A conceptual recipe to liven up the Dog Days of Summer

If you like it, you name it! For now, I’ll call it Shrimp With No Name.

For each person you will need the following:

  • 3 to 5 extra-large shrimp seasoned with cumin, garlic and chili powder
  • Guacamole (any decent recipe) BUT pureed with a bit of sour cream and milk to make into a soup-like consistency
  • Iceberg lettuce, shredded
  • Roma tomato, sliced in ¼” disks
  • Crisp corn tortillas (chips or thin strips)
  • Canned black beans (rinsed)
  • Cilantro, rough chopped or small sprigs

After seasoning the shrimp, spray lightly with vegetable oil, and either grill or sauté until JUST cooked.

Build your plate like this and capture the image in your “mind’s eye”…

 

…failing that, we have a picture.

shrimp salad
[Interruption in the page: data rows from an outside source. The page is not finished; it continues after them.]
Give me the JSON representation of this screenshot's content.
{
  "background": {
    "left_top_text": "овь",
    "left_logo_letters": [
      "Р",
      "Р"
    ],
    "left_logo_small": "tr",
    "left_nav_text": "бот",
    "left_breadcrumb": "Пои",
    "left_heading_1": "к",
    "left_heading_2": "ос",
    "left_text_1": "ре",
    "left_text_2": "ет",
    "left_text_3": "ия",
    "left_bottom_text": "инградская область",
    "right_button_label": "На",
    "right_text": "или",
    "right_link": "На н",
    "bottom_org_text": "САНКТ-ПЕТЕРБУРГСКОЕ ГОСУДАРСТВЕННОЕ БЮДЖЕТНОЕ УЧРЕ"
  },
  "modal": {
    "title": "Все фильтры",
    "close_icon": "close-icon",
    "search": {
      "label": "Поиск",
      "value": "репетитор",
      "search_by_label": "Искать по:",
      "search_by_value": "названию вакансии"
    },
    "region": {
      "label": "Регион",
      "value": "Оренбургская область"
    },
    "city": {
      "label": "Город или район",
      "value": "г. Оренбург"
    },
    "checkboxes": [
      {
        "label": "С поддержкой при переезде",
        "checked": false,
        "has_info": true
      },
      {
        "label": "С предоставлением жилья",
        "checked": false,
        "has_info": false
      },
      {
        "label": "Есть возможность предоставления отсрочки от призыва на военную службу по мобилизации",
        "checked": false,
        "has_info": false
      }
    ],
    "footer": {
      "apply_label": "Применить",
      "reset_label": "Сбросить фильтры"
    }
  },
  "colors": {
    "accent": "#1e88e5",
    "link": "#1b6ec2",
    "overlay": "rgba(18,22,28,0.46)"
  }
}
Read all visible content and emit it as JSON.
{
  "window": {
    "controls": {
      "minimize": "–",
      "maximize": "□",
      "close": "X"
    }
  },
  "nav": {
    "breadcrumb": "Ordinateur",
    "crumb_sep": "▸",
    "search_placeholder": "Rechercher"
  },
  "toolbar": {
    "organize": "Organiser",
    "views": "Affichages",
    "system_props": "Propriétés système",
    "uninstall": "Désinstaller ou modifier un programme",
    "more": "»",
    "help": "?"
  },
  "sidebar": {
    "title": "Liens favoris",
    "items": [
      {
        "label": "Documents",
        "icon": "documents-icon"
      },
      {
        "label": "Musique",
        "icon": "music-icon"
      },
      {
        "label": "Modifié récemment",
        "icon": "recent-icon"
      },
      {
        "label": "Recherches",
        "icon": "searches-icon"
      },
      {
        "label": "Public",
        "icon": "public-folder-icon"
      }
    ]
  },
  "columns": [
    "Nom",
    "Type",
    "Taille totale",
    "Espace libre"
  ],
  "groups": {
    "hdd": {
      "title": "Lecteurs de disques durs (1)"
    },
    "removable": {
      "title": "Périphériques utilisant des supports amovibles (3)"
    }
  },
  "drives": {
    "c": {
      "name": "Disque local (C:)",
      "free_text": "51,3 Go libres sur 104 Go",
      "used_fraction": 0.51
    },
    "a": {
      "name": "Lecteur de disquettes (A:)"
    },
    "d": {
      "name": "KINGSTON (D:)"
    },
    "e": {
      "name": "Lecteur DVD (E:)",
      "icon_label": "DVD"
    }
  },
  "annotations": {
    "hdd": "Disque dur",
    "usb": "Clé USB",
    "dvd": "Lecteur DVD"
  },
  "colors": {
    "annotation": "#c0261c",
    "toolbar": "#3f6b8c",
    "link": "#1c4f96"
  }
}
  1. Nest a mound of finely shredded lettuce 2” x 6” across the middle of the plate.
  2. Shingle 4 to 5 slices of Roma tomato on top of the lettuce
  3. Nest a layer of tortilla chips or strips on top of the tomato slices.
  4. Place the freshly cooked shrimp (still hot) on the tortilla chips.
  5. Pour a pool of the “guacamole” crème around the “shrimp island,” and finally, garnish with black beans, some diced tomato and cilantro.

This dish could work equally well with sliced grilled chicken or steak. At the end of the day, what you have is a re-constructed taco, with many of the familiar ingredients and flavors, except used in a slightly different way. Feel free to add other ingredients too, such as Nino’s Santa Fe Style Black Bean & Corn Salsa, Sour Cream, and Green Onions, or try our Chipotle Ranch Dressing–all great ideas to build on!

I hope you enjoy this new idea and that it inspires you to look at other dishes you enjoy.

Have fun, and have a GREAT summer!

Get Rubbed the “Right” Way!

It’s easy to get “rubbed” the wrong way, but getting “rubbed” the RIGHT way can make ALL the difference when it comes to the outcome of your outdoor grilling, barbecuing and roasting.

Just what is a rub?

Rubs are topical applications of herbs, spices and (sometimes) salt that add flavor and a distinctive “crust” to meat, poultry and fish. The whole idea and “culture” of those who use rubs is to add an additional layer of flavor and or texture that would be absent if a rub were not used.

Do rubs make meat more tender?

Yes and no…mostly no. Most rubs contain only herbs, spices and salts and no chemical “tenderizers” that might break down connective tissues and make the meat more tender. Their use is primarily for taste. The “yes” part is that rubs can help seal in juices, so they can indirectly make meats more tender by preventing them from being too dry.

What is the difference between rubs and marinades?

Simply stated, marinades are the liquid versions of rubs. They generally have an acidic ingredient like lemon juice, vinegar or even soy sauce in the recipe, which can break down fibrous meat tissues over time. Marinades can both flavor and tenderize.

Which is better, and when should I choose one over the other?

Both rubs and marinades can be used in most any application to some degree, yet there are specific outcomes you can expect from each one.

Rubs

Generally speaking, rubs are preferred for tender meats like steaks and chops. Pork spareribs/baby back ribs fall somewhere in the middle, and both can be used successfully. The flavor of the rub generally doesn’t penetrate deeply into the meat tissue; therefore, it doesn’t alter the flavor of the greatest percentage of the meat. What it does is add a wonderful surface flavor and allow the meats to brown and crisp on the outside while sealing in the juices (and flavor) on the inside.

Marinades

When marinades are chosen for steaks and chops, the length of marinating is brief, and the marinade is often brushed on the product as it is cooking to create additional flavor and color. More typically, marinades are preferred for their tenderizing characteristics with tough meats like flank steak (London broil) or briskets. A very famous recipe called Sauerbraten marinates the Eye of the Round and then creates a delicious sauce from the marinade.

If you’d like more information about rubs and marinades and the steaks and meats you can enjoy them with, check out Nino’s:

Which do you prefer for your grilled steak? Rubs or marinades? Let us know in the comments below.